Action item ::
The response must match the data below exactly, line for line.

#### Records for processing

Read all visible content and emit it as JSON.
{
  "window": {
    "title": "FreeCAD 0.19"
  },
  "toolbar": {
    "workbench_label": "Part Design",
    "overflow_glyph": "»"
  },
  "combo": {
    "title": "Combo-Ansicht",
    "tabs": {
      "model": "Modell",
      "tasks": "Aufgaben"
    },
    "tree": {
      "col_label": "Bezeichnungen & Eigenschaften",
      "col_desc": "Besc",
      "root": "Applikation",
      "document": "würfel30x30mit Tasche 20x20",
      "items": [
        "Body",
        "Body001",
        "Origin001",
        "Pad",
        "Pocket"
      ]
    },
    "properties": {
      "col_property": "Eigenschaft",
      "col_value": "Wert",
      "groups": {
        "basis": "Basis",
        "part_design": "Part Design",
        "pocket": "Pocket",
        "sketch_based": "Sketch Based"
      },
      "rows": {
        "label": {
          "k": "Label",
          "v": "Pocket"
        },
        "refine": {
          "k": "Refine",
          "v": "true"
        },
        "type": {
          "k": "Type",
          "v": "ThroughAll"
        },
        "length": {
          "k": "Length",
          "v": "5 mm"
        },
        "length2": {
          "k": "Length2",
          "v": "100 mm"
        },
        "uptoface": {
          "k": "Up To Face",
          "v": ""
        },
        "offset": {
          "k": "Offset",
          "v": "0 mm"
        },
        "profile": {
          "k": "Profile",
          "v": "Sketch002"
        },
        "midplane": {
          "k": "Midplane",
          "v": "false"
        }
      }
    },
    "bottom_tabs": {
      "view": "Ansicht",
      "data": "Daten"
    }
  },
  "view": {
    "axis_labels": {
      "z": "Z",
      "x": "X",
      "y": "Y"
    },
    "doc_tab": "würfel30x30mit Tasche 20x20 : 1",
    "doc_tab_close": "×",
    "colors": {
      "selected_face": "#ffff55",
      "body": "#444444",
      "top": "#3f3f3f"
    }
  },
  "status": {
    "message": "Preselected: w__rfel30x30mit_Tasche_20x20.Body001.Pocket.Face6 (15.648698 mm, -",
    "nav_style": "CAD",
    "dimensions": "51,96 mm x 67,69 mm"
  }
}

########

Problem solution ::
Read all visible content and emit it as JSON.
{
  "window": {
    "title": "FreeCAD 0.19"
  },
  "toolbar": {
    "workbench_label": "Part Design",
    "overflow_glyph": "»"
  },
  "combo": {
    "title": "Combo-Ansicht",
    "tabs": {
      "model": "Modell",
      "tasks": "Aufgaben"
    },
    "tree": {
      "col_label": "Bezeichnungen & Eigenschaften",
      "col_desc": "Besc",
      "root": "Applikation",
      "document": "würfel30x30mit Tasche 20x20",
      "items": [
        "Body",
        "Body001",
        "Origin001",
        "Pad",
        "Pocket"
      ]
    },
    "properties": {
      "col_property": "Eigenschaft",
      "col_value": "Wert",
      "groups": {
        "basis": "Basis",
        "part_design": "Part Design",
        "pocket": "Pocket",
        "sketch_based": "Sketch Based"
      },
      "rows": {
        "label": {
          "k": "Label",
          "v": "Pocket"
        },
        "refine": {
          "k": "Refine",
          "v": "true"
        },
        "type": {
          "k": "Type",
          "v": "ThroughAll"
        },
        "length": {
          "k": "Length",
          "v": "5 mm"
        },
        "length2": {
          "k": "Length2",
          "v": "100 mm"
        },
        "uptoface": {
          "k": "Up To Face",
          "v": ""
        },
        "offset": {
          "k": "Offset",
          "v": "0 mm"
        },
        "profile": {
          "k": "Profile",
          "v": "Sketch002"
        },
        "midplane": {
          "k": "Midplane",
          "v": "false"
        }
      }
    },
    "bottom_tabs": {
      "view": "Ansicht",
      "data": "Daten"
    }
  },
  "view": {
    "axis_labels": {
      "z": "Z",
      "x": "X",
      "y": "Y"
    },
    "doc_tab": "würfel30x30mit Tasche 20x20 : 1",
    "doc_tab_close": "×",
    "colors": {
      "selected_face": "#ffff55",
      "body": "#444444",
      "top": "#3f3f3f"
    }
  },
  "status": {
    "message": "Preselected: w__rfel30x30mit_Tasche_20x20.Body001.Pocket.Face6 (15.648698 mm, -",
    "nav_style": "CAD",
    "dimensions": "51,96 mm x 67,69 mm"
  }
}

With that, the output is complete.